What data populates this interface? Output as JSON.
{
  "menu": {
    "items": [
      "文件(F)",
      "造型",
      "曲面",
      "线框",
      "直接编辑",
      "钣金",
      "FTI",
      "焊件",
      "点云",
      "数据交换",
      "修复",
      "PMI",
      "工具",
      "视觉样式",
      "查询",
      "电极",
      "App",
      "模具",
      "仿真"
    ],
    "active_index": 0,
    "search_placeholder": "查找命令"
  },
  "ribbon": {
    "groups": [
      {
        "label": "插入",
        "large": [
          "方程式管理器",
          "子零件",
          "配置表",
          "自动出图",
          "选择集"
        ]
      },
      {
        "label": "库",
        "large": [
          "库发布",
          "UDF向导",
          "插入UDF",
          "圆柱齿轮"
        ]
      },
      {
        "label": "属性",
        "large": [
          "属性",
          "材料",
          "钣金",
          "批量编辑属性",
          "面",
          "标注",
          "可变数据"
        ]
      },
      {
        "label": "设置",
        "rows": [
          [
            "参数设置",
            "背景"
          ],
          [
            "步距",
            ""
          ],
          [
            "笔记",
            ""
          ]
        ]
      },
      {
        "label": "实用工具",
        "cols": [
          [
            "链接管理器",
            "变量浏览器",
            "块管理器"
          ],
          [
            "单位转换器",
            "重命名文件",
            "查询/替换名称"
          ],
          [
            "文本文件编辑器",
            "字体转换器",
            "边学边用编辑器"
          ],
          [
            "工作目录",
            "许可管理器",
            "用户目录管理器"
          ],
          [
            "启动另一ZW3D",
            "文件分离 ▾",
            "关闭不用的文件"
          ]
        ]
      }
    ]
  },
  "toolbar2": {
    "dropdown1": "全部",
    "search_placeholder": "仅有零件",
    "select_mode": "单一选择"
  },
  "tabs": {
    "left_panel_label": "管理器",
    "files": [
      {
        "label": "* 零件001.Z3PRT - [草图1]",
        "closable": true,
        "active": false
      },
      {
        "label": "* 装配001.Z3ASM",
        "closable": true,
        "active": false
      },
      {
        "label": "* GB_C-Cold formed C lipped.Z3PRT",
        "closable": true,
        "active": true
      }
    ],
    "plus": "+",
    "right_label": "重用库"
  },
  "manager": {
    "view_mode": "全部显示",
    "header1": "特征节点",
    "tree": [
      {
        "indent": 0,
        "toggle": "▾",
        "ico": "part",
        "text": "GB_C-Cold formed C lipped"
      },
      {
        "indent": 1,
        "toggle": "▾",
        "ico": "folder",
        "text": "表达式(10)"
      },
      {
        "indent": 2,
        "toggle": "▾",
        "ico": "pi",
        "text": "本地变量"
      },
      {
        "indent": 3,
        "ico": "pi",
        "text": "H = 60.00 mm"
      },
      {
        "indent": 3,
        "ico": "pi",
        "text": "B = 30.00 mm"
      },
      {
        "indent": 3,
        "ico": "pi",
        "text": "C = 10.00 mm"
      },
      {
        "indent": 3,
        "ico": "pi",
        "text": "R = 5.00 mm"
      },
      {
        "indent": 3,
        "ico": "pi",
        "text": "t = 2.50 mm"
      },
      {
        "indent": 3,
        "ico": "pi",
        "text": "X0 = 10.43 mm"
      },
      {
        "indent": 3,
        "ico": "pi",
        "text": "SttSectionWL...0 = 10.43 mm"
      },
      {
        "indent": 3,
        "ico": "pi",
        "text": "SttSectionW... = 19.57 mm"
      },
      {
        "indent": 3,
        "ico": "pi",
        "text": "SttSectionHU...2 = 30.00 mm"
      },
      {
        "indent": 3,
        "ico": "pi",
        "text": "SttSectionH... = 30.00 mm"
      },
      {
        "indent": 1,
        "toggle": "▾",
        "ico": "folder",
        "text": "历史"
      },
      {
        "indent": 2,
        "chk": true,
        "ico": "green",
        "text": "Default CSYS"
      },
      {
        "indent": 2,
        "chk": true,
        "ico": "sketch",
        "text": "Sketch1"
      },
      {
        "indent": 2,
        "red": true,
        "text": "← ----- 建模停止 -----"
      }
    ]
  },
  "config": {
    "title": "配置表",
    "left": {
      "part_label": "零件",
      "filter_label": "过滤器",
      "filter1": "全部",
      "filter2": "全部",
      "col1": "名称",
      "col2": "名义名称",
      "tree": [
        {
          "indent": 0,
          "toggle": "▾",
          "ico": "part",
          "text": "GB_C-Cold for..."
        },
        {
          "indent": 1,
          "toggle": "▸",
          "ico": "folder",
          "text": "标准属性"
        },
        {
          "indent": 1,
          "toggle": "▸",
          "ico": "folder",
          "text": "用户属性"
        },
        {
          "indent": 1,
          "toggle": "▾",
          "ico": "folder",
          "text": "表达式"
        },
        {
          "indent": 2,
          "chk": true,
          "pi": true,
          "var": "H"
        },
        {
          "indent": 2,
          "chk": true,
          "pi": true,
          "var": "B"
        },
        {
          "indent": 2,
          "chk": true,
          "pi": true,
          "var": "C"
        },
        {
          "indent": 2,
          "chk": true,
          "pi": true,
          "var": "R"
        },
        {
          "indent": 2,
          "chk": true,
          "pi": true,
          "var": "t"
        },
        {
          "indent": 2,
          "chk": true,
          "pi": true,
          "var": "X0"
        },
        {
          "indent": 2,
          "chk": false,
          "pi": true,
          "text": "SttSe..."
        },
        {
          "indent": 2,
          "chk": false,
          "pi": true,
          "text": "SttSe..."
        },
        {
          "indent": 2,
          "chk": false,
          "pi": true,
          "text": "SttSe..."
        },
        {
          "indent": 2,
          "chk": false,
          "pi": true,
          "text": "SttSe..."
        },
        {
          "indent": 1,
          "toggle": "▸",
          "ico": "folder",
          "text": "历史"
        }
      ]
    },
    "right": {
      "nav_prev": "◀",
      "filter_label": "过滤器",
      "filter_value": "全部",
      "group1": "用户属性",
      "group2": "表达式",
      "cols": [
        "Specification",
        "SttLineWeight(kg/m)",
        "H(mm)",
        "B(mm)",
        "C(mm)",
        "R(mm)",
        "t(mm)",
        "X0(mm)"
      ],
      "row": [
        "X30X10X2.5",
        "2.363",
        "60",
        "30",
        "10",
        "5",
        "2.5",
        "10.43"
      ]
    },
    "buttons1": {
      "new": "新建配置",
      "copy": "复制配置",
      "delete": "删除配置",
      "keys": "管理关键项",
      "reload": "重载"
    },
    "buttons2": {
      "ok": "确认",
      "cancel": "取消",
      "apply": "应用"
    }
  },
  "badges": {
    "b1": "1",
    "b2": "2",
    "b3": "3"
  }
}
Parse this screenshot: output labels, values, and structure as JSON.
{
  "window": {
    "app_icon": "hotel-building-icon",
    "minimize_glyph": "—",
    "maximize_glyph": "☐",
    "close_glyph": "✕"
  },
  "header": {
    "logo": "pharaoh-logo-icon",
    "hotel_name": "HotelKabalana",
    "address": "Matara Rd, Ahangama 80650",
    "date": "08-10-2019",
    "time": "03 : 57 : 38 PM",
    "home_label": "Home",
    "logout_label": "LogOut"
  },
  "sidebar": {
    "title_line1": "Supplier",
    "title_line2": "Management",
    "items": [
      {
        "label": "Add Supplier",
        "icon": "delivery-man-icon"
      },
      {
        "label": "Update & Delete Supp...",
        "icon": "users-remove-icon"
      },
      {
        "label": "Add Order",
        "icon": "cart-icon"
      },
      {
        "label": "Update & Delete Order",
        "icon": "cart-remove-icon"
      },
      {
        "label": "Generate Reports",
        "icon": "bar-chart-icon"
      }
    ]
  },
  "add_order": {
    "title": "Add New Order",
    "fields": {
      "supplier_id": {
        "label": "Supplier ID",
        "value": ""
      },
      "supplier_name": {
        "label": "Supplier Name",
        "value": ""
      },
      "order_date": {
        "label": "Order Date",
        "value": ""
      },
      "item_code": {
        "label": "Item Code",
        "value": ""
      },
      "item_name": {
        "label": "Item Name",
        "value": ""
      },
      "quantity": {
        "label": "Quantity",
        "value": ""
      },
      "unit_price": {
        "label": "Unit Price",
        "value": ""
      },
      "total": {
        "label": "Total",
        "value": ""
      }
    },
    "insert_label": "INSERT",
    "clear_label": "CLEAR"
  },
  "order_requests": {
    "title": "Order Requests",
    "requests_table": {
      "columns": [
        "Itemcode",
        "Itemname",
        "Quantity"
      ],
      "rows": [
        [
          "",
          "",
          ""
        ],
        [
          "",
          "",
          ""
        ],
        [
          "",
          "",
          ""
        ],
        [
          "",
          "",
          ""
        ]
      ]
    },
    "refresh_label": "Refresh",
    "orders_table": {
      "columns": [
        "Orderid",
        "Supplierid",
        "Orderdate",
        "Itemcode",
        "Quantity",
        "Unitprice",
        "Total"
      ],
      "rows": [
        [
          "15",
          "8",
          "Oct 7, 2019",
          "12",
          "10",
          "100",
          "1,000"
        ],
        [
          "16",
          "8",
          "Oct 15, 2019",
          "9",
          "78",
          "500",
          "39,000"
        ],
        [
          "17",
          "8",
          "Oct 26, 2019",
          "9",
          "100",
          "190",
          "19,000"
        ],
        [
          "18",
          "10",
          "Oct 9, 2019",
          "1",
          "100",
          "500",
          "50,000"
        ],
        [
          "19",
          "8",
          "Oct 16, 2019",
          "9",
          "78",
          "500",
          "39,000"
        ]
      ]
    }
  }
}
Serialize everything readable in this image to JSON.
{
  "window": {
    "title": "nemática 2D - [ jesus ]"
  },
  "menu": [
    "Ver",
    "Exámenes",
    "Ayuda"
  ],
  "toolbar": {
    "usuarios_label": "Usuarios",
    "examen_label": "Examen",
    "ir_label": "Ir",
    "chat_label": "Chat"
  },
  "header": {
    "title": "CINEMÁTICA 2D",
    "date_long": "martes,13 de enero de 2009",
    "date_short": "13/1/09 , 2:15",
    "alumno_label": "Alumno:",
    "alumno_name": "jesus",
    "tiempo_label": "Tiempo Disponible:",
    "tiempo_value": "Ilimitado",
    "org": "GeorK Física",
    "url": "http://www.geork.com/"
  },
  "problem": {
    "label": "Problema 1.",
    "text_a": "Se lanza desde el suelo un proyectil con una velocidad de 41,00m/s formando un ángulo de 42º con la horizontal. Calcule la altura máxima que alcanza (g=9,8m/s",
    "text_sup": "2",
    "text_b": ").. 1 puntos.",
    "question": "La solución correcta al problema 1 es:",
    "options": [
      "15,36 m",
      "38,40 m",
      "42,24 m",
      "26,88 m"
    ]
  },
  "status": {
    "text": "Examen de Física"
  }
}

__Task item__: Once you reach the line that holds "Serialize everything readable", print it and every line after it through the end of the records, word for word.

__Answer box__:
Serialize everything readable in this image to JSON.
{
  "window": {
    "title": "nemática 2D - [ jesus ]"
  },
  "menu": [
    "Ver",
    "Exámenes",
    "Ayuda"
  ],
  "toolbar": {
    "usuarios_label": "Usuarios",
    "examen_label": "Examen",
    "ir_label": "Ir",
    "chat_label": "Chat"
  },
  "header": {
    "title": "CINEMÁTICA 2D",
    "date_long": "martes,13 de enero de 2009",
    "date_short": "13/1/09 , 2:15",
    "alumno_label": "Alumno:",
    "alumno_name": "jesus",
    "tiempo_label": "Tiempo Disponible:",
    "tiempo_value": "Ilimitado",
    "org": "GeorK Física",
    "url": "http://www.geork.com/"
  },
  "problem": {
    "label": "Problema 1.",
    "text_a": "Se lanza desde el suelo un proyectil con una velocidad de 41,00m/s formando un ángulo de 42º con la horizontal. Calcule la altura máxima que alcanza (g=9,8m/s",
    "text_sup": "2",
    "text_b": ").. 1 puntos.",
    "question": "La solución correcta al problema 1 es:",
    "options": [
      "15,36 m",
      "38,40 m",
      "42,24 m",
      "26,88 m"
    ]
  },
  "status": {
    "text": "Examen de Física"
  }
}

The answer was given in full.